Ethnic Inequalities in Educational Returns: Overeducation, Language Skills and Social Capital

Tuesday, July 15, 2014: 9:00 AM
Room: Booth 42
Oral Presentation
Merlin SCHAEFFER , Migration Integration Transnationalization, WZB Berlin Social Science Center, Berlin, Germany
Jutta HÖHNE , Wirtschafts und Sozialwissenschaftliches Institut (WSI), Düsseldorf, Germany
Celine TENEY , Migration Integration Transnationalization, WZB Berlin Social Science Center, Berlin, Germany
According to existing studies, the persistence of ethnic inequalities on Western labour markets is largely due to ethnic differences in educational attainment. Empirically less important, but socially more relevant are differences in educational returns: why is education less beneficial for immigrant minorities in meritocratic societies? Apart of taste based and statistical discrimination, we argue that missing language skills and a lack of social capital could explain why immigrants and their children cannot make full use of their education. For income, we additionally assume "lagged" consequences of lower employment returns to education: Because education is less useful in terms of finding a job for persons of immigrant origin, they are probably overeducated more often and in consequence their overall education has lower income returns.

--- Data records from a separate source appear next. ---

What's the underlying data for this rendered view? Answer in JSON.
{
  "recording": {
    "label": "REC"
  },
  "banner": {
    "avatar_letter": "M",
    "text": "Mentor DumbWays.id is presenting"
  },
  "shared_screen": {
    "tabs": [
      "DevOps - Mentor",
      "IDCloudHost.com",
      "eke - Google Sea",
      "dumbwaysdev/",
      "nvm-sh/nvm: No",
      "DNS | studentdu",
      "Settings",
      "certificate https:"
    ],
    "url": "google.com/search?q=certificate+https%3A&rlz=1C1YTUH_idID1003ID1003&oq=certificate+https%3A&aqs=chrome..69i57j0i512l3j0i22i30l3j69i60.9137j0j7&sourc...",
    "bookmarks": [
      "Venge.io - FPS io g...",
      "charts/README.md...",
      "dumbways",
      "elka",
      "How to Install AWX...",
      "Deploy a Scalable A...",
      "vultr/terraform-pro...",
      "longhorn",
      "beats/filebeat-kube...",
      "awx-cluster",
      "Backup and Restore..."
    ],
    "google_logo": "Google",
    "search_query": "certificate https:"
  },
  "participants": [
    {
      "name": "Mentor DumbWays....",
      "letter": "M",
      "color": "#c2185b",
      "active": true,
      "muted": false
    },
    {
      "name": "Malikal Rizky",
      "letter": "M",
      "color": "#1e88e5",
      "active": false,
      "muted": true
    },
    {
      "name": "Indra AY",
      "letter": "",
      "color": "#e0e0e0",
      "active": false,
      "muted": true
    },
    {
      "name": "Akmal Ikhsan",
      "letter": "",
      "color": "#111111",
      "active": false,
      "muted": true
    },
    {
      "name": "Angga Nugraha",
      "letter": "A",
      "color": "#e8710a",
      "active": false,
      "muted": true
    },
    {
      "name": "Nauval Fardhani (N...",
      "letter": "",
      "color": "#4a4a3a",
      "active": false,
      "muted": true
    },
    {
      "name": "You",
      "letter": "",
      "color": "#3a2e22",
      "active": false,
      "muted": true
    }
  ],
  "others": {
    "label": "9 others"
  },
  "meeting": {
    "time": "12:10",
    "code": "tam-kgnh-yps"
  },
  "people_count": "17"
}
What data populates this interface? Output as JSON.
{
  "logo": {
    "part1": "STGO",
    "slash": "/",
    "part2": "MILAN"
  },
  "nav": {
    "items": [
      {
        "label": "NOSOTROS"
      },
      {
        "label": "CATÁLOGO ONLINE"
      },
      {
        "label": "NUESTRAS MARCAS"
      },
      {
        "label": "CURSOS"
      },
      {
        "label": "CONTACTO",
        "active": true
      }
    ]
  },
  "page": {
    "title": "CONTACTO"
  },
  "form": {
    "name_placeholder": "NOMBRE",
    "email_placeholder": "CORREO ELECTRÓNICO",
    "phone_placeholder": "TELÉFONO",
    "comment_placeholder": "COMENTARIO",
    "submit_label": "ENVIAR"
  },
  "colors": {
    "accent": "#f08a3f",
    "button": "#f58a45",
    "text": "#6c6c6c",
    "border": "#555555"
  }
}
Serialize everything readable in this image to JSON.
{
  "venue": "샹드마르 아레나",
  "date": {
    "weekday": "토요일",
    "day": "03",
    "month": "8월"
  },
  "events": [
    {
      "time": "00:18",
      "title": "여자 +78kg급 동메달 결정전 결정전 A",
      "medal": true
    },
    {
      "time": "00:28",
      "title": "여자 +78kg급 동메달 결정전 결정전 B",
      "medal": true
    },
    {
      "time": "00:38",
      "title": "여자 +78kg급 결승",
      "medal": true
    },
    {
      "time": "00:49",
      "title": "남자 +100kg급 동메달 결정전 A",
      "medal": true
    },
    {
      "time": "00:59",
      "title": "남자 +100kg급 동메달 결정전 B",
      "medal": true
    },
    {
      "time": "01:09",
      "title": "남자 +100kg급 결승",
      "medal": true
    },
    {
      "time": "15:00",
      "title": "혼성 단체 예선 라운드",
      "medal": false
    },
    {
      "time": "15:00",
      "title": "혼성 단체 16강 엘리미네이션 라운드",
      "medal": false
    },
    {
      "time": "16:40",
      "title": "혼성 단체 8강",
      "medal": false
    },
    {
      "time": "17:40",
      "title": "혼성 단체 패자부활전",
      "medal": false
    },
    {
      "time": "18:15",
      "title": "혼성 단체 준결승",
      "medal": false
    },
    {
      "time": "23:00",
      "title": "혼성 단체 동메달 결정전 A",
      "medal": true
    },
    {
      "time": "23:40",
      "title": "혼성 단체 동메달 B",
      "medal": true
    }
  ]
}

   Using data from the German Microzensus 2006-2009, we show lower educational employment and income returns for first and second generation Spätaussiedler as well as persons of Italian, Greek and Turkish origin as compared to native Germans. Results of simultaneous conditional quantile regressions show similarly stark percentile and median differences for first and to a lesser degree also second generation immigrants. Missing langauge skills and social capital seem unlikely candiates, given the equal pattern of differences for different percentiles. Yet, these differences in educational returns are largely accounted for by the larger degree of overeducation among persons of immigrant origin. The results also show that lower returns to education have two sides of a coin: The returns are lower, but lacks of education in terms of undereducation are less disadvantageous. If education counts less, so does its lack.